What to produce:
The listing below is to be written out word for word, minus its images.

──────────

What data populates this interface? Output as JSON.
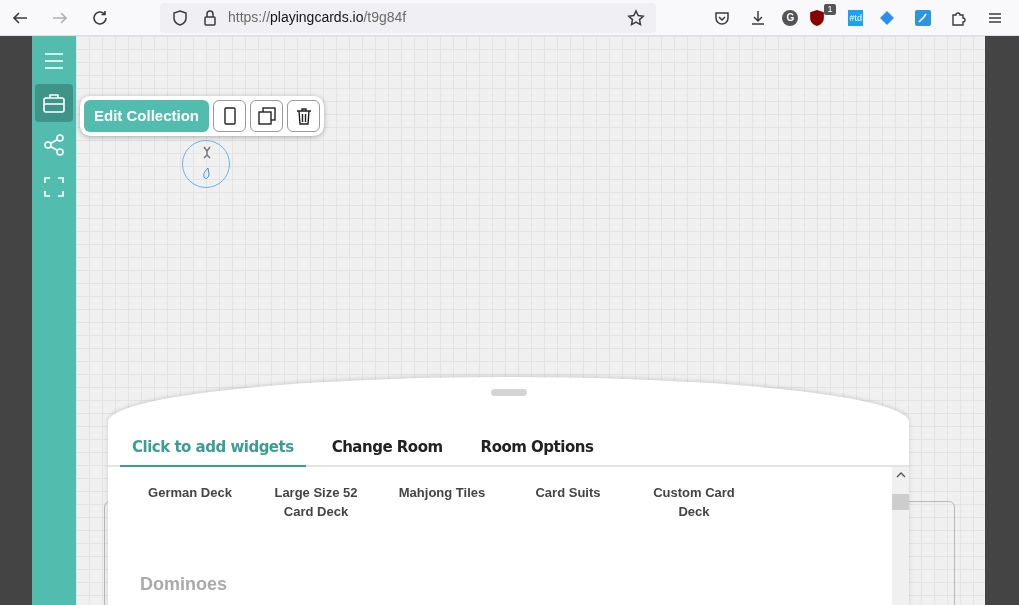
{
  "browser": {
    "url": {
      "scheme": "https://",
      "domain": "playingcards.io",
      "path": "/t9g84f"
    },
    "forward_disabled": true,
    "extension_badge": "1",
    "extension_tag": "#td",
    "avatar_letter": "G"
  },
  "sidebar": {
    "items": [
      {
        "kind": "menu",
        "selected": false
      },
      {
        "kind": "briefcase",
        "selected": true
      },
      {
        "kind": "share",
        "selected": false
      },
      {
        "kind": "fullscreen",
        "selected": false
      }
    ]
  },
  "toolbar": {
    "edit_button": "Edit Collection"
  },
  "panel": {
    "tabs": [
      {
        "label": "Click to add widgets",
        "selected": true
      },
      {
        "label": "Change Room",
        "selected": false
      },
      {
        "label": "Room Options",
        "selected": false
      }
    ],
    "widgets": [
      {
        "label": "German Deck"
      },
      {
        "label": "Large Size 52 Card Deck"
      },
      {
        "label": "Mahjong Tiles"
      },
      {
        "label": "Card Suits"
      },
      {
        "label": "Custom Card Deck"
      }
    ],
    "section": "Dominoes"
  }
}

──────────

Task solution:
What data populates this interface? Output as JSON.
{
  "browser": {
    "url": {
      "scheme": "https://",
      "domain": "playingcards.io",
      "path": "/t9g84f"
    },
    "forward_disabled": true,
    "extension_badge": "1",
    "extension_tag": "#td",
    "avatar_letter": "G"
  },
  "sidebar": {
    "items": [
      {
        "kind": "menu",
        "selected": false
      },
      {
        "kind": "briefcase",
        "selected": true
      },
      {
        "kind": "share",
        "selected": false
      },
      {
        "kind": "fullscreen",
        "selected": false
      }
    ]
  },
  "toolbar": {
    "edit_button": "Edit Collection"
  },
  "panel": {
    "tabs": [
      {
        "label": "Click to add widgets",
        "selected": true
      },
      {
        "label": "Change Room",
        "selected": false
      },
      {
        "label": "Room Options",
        "selected": false
      }
    ],
    "widgets": [
      {
        "label": "German Deck"
      },
      {
        "label": "Large Size 52 Card Deck"
      },
      {
        "label": "Mahjong Tiles"
      },
      {
        "label": "Card Suits"
      },
      {
        "label": "Custom Card Deck"
      }
    ],
    "section": "Dominoes"
  }
}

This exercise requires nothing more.